How do you turn an idea into a screenplay
An idea can pop into my head at any time- I overhear an interesting conversation at a café, I watch a bored commuter on the subway or I wake with an image that will haunt me for the day. That image escalates into a scene that grows into a story. In my head, I build a plot around it that will be strong enough to entertain an audience for 90 minutes. I excavate the theme out of it and weigh its relevance in what’s going on in society today. I never want to waste anyone’s precious time, talent or energy on a story that doesn’t give something back and doesn’t make them think. If it does, that idea is worthy of writing a screenplay.
Explain your writing process
It’s much easier for me to start writing when I know the ending of a story. I build the scenes in a sort of backwards way. I write 45-50 steps that will bring me to that finalé. Then I google images of characters, locations and anything else that captures the mood of my vision. I organize index cards with those scenes and images onto a board I’ve created that tapes out a three-act structure. Then I take a break because that was mentally exhausting and I haven’t yet even opened my screenwriting software! After I’ve recharged, I open my Final Draft or Writer Duet and start, as I call “vomiting the story onto the page”. This is an ugly, horribly written first draft with the worst dialogue and action description that ever wasted ink, but the release of the story from my brain is cathartic. I then take several passes to edit – first deleting, changing and adding scenes; then beautifying the prose describing the action and locations; and finally, the last few passes I use to make the dialogue stronger and more interesting. Then I collapse.
What writing tip or idea can you give young writers

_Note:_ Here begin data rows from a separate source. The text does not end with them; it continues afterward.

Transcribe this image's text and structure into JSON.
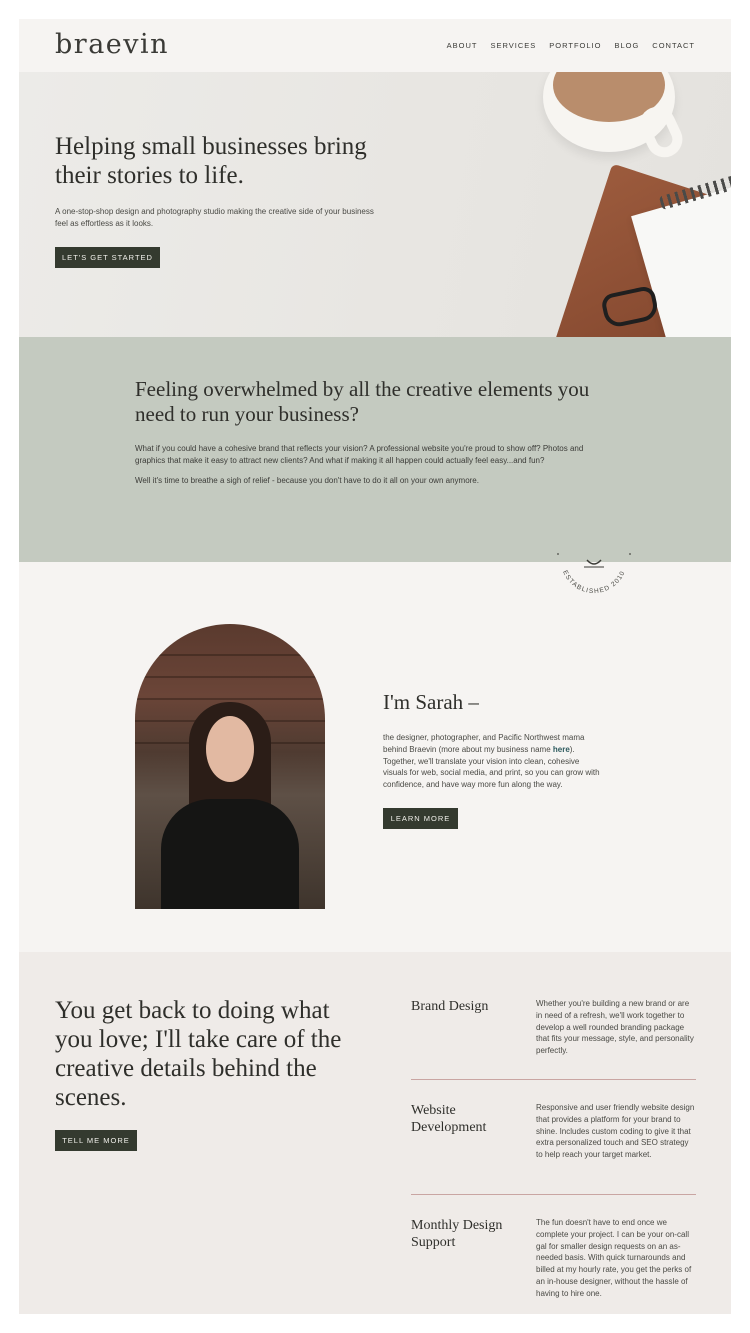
{
  "header": {
    "logo": "braevin",
    "nav": [
      "ABOUT",
      "SERVICES",
      "PORTFOLIO",
      "BLOG",
      "CONTACT"
    ]
  },
  "hero": {
    "title": "Helping small businesses bring their stories to life.",
    "text": "A one-stop-shop design and photography studio making the creative side of your business feel as effortless as it looks.",
    "button": "LET'S GET STARTED"
  },
  "overwhelmed": {
    "title": "Feeling overwhelmed by all the creative elements you need to run your business?",
    "p1": "What if you could have a cohesive brand that reflects your vision? A professional website you're proud to show off? Photos and graphics that make it easy to attract new clients? And what if making it all happen could actually feel easy...and fun?",
    "p2": "Well it's time to breathe a sigh of relief - because you don't have to do it all on your own anymore."
  },
  "about": {
    "badge": "ESTABLISHED 2010",
    "title": "I'm Sarah –",
    "text_before": "the designer, photographer, and Pacific Northwest mama behind Braevin (more about my business name ",
    "link": "here",
    "text_after": "). Together, we'll translate your vision into clean, cohesive visuals for web, social media, and print, so you can grow with confidence, and have way more fun along the way.",
    "button": "LEARN MORE"
  },
  "services": {
    "title": "You get back to doing what you love; I'll take care of the creative details behind the scenes.",
    "button": "TELL ME MORE",
    "items": [
      {
        "name": "Brand Design",
        "desc": "Whether you're building a new brand or are in need of a refresh, we'll work together to develop a well rounded branding package that fits your message, style, and personality perfectly."
      },
      {
        "name": "Website Development",
        "desc": "Responsive and user friendly website design that provides a platform for your brand to shine. Includes custom coding to give it that extra personalized touch and SEO strategy to help reach your target market."
      },
      {
        "name": "Monthly Design Support",
        "desc": "The fun doesn't have to end once we complete your project. I can be your on-call gal for smaller design requests on an as-needed basis. With quick turnarounds and billed at my hourly rate, you get the perks of an in-house designer, without the hassle of having to hire one."
      }
    ]
  },
  "colors": {
    "button_bg": "#343a2f",
    "sage_section": "#c4cac0",
    "divider": "#c9a5a2",
    "link": "#2d5a5e"
  }
}
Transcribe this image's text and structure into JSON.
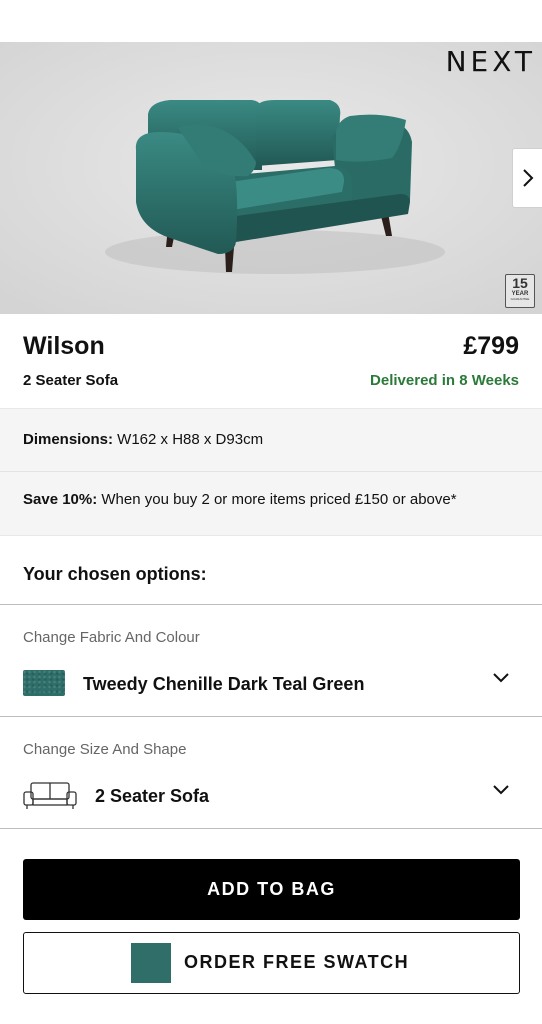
{
  "hero": {
    "brand": "NEXT",
    "guarantee_number": "15",
    "guarantee_unit": "YEAR",
    "guarantee_text": "GUARANTEE"
  },
  "product": {
    "title": "Wilson",
    "price": "£799",
    "subtitle": "2 Seater Sofa",
    "delivery": "Delivered in 8 Weeks"
  },
  "info": {
    "dimensions_label": "Dimensions:",
    "dimensions_value": " W162 x H88 x D93cm",
    "save_label": "Save 10%:",
    "save_value": " When you buy 2 or more items priced £150 or above*"
  },
  "options": {
    "heading": "Your chosen options:",
    "fabric_label": "Change Fabric And Colour",
    "fabric_value": "Tweedy Chenille Dark Teal Green",
    "size_label": "Change Size And Shape",
    "size_value": "2 Seater Sofa"
  },
  "actions": {
    "add_to_bag": "ADD TO BAG",
    "order_swatch": "ORDER FREE SWATCH"
  },
  "colors": {
    "accent": "#000000",
    "delivery_green": "#2c7a3a",
    "teal": "#2e6e6a"
  }
}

Some people say we don’t need more fashion, and probably those same people believe all stories have been told before. But they are wrong. What an individual brings to art is their unique point of view. A storyteller is just as important as a storyline. A writer (or designer’s) past experiences shape the way they see the world and that shapes the outcome of their art. If there is a story idea sticking in your head, it means it is important to get it out. What you have to say is important and can only be said by you. If anyone tells you to be silent, speak louder.
What is is like working in the Hollywood system
I am looking forward to someday soon being able to answer this question. My experience so far has been more in the indie filmmaking arena. I appreciate Hollywood for vitalizing the ideas people like me have.
What do you want to change about the film business
I want to flip the script, literally, on the whole patriarchal system. Only 7% of women are directors and 13% are writers. I want to increase those numbers! Allowing women, and others underrepresented in Hollywood, to direct and write allows them to have a voice. I want to write and direct films that have a 50% female cast and crew and make this issue go away so I can stop talking about it!
What do you want to be remembered for
I would be happy if I inspire one writer or filmmaker to pick up a camera and say, “If she can do it, so can I”. Especially a female one!